The Khan has affixed the punishment of death, not only for adultery, but to other offences against religion, so that in the first years of his reign, the Ulemas were even obliged to cool his religious zeal; still no day passes, but someone is led away from an audience with the Khan, hearing first the fatal words pronounced, which are his doom, 'Alib barin' (away with him).

I had almost forgotten to mention that the Yasaul led me to the treasurer to receive the sum for my daily board. My claim was soon settled; but this personage was engaged in so singular an occupation that I must not omit to particularise it. He was assorting the khilat (robes of honour) which were to be sent to the camp, to reward those who had distinguished themselves. They consisted of about four kinds of silken coats with staring colours, and large flowers worked in them in gold.

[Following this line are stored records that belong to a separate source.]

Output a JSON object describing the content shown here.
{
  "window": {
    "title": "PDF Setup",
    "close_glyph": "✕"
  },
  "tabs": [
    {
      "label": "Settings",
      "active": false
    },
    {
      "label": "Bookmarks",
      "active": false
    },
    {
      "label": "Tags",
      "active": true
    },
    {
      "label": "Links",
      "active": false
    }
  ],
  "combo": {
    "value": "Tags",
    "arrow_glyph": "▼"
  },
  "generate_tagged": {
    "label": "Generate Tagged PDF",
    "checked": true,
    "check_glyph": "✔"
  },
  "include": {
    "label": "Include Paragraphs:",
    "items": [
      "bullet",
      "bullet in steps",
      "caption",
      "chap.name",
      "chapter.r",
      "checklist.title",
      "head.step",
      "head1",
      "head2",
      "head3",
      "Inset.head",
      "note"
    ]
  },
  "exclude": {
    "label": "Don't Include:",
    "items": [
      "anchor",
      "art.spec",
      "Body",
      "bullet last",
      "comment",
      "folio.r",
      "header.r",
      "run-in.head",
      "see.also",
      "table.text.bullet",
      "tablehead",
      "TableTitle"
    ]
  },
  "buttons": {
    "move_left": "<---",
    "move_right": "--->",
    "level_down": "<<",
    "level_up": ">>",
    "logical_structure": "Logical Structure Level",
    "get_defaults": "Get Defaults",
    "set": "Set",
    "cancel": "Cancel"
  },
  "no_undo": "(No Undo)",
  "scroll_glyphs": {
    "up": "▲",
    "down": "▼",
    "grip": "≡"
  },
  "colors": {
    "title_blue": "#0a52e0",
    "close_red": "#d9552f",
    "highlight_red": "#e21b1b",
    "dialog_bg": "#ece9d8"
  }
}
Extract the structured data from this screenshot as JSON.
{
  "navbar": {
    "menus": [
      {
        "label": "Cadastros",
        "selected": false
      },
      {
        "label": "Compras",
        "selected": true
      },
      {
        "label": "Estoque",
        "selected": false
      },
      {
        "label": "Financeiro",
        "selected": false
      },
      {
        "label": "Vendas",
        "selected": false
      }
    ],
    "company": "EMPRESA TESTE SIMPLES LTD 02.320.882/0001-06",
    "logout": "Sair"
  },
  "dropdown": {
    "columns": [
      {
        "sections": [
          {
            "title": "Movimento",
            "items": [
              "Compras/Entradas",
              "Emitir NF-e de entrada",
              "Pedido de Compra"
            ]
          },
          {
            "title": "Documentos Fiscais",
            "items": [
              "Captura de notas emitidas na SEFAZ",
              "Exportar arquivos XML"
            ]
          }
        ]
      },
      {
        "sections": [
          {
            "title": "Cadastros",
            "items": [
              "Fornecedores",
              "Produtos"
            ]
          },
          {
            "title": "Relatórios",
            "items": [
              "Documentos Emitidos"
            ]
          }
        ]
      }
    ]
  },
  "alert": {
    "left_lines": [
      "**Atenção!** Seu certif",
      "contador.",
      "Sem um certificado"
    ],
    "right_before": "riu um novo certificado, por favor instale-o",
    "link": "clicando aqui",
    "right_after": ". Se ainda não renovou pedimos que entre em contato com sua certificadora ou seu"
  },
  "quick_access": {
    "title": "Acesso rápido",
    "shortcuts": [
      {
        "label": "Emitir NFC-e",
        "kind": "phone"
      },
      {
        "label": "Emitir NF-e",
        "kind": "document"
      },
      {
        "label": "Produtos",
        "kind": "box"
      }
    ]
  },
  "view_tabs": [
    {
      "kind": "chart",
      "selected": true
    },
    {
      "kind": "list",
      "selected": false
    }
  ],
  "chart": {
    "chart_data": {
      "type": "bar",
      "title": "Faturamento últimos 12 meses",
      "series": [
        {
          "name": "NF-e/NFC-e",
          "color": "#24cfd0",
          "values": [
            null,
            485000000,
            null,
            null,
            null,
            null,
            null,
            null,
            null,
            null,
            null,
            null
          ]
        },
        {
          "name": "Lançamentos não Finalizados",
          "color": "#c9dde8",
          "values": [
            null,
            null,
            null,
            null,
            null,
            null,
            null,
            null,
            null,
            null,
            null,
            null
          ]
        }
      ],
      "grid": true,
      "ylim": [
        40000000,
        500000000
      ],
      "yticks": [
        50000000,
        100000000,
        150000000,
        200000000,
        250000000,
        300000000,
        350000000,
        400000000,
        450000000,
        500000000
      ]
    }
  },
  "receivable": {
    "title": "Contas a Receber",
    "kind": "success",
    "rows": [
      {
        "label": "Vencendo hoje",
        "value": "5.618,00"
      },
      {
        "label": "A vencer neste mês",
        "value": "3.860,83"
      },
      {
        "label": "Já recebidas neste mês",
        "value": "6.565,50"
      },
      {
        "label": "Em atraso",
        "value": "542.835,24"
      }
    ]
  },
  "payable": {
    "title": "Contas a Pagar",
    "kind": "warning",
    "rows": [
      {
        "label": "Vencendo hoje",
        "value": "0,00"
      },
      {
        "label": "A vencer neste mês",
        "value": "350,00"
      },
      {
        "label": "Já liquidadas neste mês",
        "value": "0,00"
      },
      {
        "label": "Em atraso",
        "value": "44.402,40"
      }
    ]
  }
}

I heard them styled four-headed, twelve-headed, twenty-headed, and forty-headed coats. As I could see upon them no heads at all in painting or embroidery, I demanded the reason of the appellation, and I was told that the most simple coats were the reward for having cut off four heads of enemies, and the most beautiful a recompense for forty heads, and that they were now being forwarded to the camp. Some one proceeded to tell me 'that if this was not an usage in Roam, I ought to go next morning to the principal square, where I should be a witness of this distribution.'

Accordingly, the next morning I did really see about a hundred horsemen arrive from the camp covered with dust. Each of them brought at least one prisoner with him, and amongst the number; women and children, also bound either to the tail of the horse or to the pommel of the saddle; besides all of which, he had buckled behind him a large sack containing the heads of his enemies, the evidence of his heroic exploits. On coming up he handed over the prisoners to the Khan, or some other great personage, then loosened his sack, seized it by the two lower corners, as if he were about to empty potatoes, and there rolled the bearded or beardless heads before the accountant, who kicked them together with his feet until a large heap was composed, consisting of several hundreds. Each hero had a receipt given to him for the number of heads delivered, and a few days later came the day of payment.

Arminius Vambery, Travels in Central Asia (1864)